We are often admonished to remember our history. Recently, we have heard messages about reading biographies, the life of Winston Churchill, lessons from Herbert W. Armstrong, and the California receivership in the Worldwide Church of God. This past December 7 was the 29th anniversary of the start of the Philadelphia Church of God, and January 16 was the 33rd anniversary of Mr. Armstrong’s death. We have heard a lot about the importance of these dates.
As a young person, it is easy to hear these things and still not really grasp any of them. They can be a list of facts and figures that hold no emotional weight whatsoever. When it comes to remembering “our history,” it is much easier when it is something that we have actually lived through. We saw it. We felt it. We experienced it.
So how do we remember something that we didn’t live through?
For me, growing up with this idea of remembering history that I didn’t feel was mine was something rather difficult. I grew up hearing stories from brethren about how they were called into God’s Church. There were miracle stories about God saving them from a potentially lethal situation or helping them during a trial. There were heartfelt stories about how they came to love God and His truth.

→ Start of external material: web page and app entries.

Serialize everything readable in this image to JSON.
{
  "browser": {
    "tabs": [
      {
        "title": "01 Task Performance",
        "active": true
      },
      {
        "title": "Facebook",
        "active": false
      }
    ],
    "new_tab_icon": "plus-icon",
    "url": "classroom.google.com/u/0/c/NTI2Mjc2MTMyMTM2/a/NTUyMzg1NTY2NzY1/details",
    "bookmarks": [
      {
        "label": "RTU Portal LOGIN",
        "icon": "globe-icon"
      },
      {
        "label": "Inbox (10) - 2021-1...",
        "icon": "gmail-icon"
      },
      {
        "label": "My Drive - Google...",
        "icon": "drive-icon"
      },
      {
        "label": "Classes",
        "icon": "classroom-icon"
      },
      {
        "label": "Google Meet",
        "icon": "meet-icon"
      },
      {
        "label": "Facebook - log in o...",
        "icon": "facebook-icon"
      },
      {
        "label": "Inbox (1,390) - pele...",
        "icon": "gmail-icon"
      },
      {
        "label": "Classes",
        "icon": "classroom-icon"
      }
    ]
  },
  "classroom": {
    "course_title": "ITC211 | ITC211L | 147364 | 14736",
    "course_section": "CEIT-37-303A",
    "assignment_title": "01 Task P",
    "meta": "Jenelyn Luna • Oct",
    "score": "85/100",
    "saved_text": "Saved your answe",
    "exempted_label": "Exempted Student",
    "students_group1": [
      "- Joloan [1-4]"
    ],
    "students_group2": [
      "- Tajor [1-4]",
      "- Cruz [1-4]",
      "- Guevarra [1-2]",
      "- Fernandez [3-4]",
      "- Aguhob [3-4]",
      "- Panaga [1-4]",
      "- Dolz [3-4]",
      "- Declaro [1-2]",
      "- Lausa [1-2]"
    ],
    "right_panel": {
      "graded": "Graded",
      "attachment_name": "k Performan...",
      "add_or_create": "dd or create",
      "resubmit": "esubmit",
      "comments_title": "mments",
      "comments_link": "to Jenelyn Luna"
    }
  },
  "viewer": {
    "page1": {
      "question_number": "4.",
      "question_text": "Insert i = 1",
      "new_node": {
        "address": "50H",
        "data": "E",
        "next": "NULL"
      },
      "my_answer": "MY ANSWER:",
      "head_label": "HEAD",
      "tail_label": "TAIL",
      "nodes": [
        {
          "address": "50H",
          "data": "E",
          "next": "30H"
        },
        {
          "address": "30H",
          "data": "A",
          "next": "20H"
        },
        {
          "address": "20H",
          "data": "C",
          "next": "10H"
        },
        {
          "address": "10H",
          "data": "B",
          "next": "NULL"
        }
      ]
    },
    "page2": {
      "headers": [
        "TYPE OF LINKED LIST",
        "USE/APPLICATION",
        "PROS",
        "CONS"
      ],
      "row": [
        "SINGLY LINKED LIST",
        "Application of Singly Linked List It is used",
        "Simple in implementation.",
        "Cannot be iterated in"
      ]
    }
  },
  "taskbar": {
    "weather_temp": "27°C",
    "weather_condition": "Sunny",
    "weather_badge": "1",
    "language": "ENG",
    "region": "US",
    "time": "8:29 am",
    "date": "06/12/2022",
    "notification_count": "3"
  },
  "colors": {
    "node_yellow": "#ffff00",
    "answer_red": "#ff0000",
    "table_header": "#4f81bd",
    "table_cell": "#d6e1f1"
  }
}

Their stories were incredible.
In my mind, my story amounted to “I was born into it”—a sentence that didn’t seem exciting, special or fun to tell others.
Now, my parents had quite the story, and I adored hearing my dad tell it. I still love hearing him tell it, and I will never get tired of hearing it. I love how my parents each have stories about how God preserved them before they met. I love how they realized together that what they had previously believed didn’t make sense. They started proving things for themselves. I love the part where a co-worker gave my dad his first booklet: Just What Do You Mean Salvation? I love watching my dad’s eyes light up as he describes just how amazing it was when the whole world started to make sense—when he and my mom finally felt like their purpose for existing was worthwhile.
A couple of years ago, someone asked me for my story. My answer—“I was born into it”—was just my opening line. From there, I went back. I began to tell my parent’s story because it was much more interesting than mine.
As I was telling it, I began to realize something. I could feel my eyes light up with the most exciting parts. I had heard the story so many times that I felt like it was my own. And the truth is, it was. It is.
That story is my history, even though I wasn’t alive when a lot of it happened. In many cases, I didn’t even exist as an idea. But I thought further, and I started to tell stories. I told the story of my parents. I told the story of when Mr. Stephen Flurry first read Malachi’s Message. I read Mr. Armstrong’s Autobiography, and I told his story. I adored the story of how Richard David Armstrong came into his own.
The strongest memories we have are usually those attached to some kind of emotion. The more I read and heard about all the history—and the more I talked about it—the more of an emotional connection I felt to it. We can even make that connection with men like James, John, Paul, Peter, Moses, Joseph, Isaac and Abraham by studying their stories.
The older I get, the more things I find or experience that add to my history. I have my own stories now. I can look back in hindsight and see many times when God has protected me, when I have witnessed miracles, and when I have grown in understanding. Recently, I read Just What Do You Mean Salvation? and I could read it knowing that it played an important role in my history.
Perhaps you don’t know what to say when someone asks you for your story. Perhaps you’ve never thought about remembering history that you don’t feel belongs to you. But the history of God’s Church and God’s Family does belong to you because you are a part of it. The best way to make God’s Family story a part of you is to make that emotional connection with it: Read it, study it, and talk about it.
Today, when someone asks me what my story is, it makes me smile. When I think about where my story begins, I think of John 1:1, and I remember that my story takes a lot longer to tell than a single sentence does. My history is tied to God’s history, and that will take all eternity to tell.